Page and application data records

--

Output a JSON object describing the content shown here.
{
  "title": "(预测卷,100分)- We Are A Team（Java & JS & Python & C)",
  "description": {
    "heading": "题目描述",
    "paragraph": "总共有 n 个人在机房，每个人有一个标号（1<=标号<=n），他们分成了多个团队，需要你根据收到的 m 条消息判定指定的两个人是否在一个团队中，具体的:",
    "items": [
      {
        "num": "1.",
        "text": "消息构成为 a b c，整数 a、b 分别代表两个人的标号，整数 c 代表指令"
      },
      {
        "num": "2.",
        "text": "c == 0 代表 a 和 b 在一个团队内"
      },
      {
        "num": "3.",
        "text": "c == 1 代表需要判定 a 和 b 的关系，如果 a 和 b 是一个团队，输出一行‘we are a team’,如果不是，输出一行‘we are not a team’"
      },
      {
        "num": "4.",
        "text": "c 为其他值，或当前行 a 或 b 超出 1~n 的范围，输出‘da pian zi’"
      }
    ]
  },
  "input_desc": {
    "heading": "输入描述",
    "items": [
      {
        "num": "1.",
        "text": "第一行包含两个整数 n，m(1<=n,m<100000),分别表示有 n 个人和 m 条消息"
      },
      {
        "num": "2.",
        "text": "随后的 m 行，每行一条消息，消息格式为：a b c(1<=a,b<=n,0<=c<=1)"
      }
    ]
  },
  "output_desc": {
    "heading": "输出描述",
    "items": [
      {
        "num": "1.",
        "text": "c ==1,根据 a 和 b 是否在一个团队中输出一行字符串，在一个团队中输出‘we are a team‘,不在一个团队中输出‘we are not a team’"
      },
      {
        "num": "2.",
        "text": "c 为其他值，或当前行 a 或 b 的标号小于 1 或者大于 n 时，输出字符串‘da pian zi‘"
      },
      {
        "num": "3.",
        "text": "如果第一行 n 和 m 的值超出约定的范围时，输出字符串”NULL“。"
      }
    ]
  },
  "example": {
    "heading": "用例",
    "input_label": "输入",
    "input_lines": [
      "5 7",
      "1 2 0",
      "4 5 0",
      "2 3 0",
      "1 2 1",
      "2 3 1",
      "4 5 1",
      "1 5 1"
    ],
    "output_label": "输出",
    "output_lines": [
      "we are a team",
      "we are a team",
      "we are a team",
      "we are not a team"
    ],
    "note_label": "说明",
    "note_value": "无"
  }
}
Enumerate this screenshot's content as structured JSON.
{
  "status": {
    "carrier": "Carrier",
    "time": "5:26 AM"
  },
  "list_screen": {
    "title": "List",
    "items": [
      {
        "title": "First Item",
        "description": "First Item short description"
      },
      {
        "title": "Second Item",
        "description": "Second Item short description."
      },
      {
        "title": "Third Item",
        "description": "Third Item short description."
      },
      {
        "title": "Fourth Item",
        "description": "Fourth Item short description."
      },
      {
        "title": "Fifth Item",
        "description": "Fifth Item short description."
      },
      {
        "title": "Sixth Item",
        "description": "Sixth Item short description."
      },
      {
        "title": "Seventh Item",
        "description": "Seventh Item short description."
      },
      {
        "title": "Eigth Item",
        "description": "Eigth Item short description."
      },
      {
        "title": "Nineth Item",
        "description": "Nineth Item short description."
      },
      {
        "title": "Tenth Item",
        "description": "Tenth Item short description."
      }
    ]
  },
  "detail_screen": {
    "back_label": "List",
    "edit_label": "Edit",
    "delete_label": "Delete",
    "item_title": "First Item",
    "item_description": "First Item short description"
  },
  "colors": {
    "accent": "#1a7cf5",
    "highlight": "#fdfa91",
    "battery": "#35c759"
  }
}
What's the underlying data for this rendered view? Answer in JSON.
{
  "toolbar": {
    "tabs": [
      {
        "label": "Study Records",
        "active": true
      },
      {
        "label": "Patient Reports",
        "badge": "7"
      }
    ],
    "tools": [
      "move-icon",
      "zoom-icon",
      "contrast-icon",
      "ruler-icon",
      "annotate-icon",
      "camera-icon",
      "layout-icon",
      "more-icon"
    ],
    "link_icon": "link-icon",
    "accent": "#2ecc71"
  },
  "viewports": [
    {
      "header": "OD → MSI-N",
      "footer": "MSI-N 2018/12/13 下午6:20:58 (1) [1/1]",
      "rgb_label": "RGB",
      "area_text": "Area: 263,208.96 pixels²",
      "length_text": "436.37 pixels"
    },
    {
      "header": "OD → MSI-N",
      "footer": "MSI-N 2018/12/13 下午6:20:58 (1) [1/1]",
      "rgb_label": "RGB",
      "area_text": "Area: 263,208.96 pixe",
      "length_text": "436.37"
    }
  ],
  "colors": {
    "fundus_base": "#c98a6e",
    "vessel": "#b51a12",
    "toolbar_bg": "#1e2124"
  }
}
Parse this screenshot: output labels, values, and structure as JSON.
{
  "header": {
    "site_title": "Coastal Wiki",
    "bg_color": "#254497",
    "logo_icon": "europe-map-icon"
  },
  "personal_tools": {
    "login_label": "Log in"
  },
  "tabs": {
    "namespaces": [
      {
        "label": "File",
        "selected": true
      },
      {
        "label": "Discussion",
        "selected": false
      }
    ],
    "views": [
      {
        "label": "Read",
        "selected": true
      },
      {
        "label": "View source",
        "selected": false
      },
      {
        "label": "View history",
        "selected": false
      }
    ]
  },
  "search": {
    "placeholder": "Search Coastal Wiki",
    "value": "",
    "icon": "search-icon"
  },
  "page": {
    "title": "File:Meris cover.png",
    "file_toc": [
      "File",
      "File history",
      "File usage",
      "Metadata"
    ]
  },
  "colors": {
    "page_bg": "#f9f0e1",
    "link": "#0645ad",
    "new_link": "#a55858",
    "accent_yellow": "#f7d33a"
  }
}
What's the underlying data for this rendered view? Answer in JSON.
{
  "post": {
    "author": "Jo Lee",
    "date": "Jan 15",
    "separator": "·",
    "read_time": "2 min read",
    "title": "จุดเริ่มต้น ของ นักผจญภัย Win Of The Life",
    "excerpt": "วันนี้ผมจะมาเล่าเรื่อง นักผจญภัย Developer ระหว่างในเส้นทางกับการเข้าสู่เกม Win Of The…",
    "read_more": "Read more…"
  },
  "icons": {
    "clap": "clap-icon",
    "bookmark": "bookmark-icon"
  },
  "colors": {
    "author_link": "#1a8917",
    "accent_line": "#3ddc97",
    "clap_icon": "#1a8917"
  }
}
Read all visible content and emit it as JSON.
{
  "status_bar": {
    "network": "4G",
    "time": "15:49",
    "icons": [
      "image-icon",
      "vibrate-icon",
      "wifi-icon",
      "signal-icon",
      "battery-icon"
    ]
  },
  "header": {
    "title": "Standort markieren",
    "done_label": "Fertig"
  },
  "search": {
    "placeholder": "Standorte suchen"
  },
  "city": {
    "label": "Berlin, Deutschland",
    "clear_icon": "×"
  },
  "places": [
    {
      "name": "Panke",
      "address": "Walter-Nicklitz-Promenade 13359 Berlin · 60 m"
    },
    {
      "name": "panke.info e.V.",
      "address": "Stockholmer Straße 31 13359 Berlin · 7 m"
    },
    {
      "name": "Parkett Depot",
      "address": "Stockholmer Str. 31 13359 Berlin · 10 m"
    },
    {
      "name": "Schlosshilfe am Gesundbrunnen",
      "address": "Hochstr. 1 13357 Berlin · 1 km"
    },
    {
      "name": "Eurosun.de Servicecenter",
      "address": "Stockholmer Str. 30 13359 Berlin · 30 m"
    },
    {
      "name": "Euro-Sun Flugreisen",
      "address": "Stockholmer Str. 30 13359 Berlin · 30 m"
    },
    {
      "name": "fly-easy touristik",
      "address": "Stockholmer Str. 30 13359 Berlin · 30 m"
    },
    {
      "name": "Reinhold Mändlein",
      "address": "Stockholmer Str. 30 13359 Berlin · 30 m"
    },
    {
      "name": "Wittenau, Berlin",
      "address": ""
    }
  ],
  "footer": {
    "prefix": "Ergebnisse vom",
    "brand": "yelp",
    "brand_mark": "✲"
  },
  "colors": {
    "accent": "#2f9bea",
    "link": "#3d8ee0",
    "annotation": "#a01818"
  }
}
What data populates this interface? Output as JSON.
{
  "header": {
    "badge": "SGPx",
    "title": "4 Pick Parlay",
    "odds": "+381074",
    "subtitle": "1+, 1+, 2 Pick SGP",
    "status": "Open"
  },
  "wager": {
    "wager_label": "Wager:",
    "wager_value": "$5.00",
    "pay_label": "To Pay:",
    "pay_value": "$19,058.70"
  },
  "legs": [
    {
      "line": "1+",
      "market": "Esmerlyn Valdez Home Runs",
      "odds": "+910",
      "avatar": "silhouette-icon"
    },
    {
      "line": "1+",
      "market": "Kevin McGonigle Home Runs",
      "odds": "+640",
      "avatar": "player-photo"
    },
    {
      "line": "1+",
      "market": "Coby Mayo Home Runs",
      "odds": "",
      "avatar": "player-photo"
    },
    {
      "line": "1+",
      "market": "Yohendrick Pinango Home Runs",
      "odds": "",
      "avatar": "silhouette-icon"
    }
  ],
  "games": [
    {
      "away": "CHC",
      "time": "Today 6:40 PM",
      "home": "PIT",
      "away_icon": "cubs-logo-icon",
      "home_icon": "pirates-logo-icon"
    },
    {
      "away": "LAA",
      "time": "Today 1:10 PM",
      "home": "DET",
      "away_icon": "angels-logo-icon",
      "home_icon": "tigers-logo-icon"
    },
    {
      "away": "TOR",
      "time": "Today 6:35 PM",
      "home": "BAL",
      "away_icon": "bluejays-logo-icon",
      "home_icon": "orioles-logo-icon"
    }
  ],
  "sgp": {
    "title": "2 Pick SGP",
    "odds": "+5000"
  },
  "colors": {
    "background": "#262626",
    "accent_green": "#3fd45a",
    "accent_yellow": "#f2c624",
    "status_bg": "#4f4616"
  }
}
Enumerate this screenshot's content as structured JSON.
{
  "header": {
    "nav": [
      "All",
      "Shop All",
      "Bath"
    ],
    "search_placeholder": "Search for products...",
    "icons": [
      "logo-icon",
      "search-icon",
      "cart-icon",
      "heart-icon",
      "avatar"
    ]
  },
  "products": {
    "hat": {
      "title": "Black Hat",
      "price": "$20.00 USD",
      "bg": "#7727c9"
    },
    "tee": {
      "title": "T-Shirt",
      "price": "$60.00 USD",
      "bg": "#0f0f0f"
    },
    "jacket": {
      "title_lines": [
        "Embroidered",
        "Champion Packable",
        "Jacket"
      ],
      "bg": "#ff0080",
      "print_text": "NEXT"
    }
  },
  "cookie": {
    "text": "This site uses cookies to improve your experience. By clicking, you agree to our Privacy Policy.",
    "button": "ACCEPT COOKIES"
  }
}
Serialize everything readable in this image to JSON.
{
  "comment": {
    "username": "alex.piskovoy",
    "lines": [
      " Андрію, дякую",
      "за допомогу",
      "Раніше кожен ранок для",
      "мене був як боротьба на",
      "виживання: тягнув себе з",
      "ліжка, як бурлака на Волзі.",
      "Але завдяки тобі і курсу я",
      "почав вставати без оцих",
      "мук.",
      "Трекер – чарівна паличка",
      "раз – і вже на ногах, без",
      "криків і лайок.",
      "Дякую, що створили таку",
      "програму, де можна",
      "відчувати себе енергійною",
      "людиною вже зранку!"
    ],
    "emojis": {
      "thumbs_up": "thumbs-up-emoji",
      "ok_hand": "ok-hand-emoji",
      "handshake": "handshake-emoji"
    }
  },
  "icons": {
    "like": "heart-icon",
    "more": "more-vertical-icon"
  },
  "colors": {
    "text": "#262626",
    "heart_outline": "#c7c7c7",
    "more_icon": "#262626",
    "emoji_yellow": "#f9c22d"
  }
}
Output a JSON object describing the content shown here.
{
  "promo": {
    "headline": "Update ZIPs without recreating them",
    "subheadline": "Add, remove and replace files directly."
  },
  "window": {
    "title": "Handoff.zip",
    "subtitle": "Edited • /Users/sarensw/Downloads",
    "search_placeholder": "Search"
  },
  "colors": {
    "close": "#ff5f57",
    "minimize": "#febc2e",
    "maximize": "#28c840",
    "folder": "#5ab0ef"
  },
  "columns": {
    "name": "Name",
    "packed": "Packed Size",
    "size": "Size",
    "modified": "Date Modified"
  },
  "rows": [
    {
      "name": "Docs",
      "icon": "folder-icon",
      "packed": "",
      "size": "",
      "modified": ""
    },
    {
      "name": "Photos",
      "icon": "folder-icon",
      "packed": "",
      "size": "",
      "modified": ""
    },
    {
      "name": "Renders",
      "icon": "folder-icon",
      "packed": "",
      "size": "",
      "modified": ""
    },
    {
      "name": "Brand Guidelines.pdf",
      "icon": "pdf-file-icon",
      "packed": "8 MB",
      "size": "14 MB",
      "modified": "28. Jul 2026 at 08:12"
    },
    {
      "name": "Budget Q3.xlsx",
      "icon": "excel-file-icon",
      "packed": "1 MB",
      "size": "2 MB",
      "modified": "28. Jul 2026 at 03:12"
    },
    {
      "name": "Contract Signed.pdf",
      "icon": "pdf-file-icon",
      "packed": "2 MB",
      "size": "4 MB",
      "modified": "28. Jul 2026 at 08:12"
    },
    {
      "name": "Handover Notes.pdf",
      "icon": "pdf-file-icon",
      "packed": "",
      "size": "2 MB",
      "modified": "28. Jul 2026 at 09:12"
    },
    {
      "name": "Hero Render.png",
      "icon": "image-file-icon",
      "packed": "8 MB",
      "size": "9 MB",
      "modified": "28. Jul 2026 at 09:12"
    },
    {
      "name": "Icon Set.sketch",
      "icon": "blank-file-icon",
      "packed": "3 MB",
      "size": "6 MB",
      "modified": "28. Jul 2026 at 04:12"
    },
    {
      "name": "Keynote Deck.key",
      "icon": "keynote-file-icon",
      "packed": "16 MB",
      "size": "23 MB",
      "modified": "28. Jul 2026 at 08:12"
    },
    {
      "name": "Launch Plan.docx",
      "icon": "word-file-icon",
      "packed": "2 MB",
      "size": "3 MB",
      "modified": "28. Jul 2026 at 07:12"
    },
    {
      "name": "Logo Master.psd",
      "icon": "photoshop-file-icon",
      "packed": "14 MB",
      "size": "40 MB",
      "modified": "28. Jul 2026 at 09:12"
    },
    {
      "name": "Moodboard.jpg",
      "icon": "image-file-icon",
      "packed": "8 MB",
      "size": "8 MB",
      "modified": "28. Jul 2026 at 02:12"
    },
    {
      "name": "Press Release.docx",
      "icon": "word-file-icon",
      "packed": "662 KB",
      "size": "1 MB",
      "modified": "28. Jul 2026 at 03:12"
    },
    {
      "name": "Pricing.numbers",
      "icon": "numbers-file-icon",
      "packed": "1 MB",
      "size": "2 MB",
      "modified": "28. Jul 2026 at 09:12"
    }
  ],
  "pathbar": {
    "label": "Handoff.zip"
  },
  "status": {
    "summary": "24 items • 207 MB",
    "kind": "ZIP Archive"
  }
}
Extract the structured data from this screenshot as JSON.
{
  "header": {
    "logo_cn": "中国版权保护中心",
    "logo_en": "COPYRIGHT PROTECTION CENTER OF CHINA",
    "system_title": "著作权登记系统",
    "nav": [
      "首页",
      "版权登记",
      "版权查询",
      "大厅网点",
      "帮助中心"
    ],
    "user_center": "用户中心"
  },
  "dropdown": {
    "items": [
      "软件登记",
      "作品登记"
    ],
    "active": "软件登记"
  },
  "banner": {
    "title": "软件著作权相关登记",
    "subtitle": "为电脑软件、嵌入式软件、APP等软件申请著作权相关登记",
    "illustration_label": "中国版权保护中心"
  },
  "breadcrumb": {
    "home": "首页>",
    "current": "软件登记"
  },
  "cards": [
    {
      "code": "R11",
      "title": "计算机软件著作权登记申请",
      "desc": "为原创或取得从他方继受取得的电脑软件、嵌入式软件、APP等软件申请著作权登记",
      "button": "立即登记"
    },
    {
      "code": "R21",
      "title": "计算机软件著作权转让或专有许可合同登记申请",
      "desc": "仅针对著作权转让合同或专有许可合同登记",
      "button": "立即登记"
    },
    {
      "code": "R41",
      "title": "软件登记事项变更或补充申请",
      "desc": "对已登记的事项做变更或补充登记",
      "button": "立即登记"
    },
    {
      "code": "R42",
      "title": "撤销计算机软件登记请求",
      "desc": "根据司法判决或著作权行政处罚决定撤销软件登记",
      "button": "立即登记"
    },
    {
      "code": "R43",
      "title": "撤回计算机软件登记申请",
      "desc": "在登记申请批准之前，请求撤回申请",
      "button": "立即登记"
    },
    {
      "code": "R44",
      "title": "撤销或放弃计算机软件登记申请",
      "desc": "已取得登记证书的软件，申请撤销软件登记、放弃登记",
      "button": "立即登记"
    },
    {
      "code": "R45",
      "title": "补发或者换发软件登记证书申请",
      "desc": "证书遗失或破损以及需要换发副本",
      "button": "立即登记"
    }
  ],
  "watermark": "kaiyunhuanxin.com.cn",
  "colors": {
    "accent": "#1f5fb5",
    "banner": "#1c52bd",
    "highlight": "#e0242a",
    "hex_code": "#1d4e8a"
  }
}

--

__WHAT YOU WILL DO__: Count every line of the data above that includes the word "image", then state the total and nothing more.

__EXERCISE OUTPUT__: 4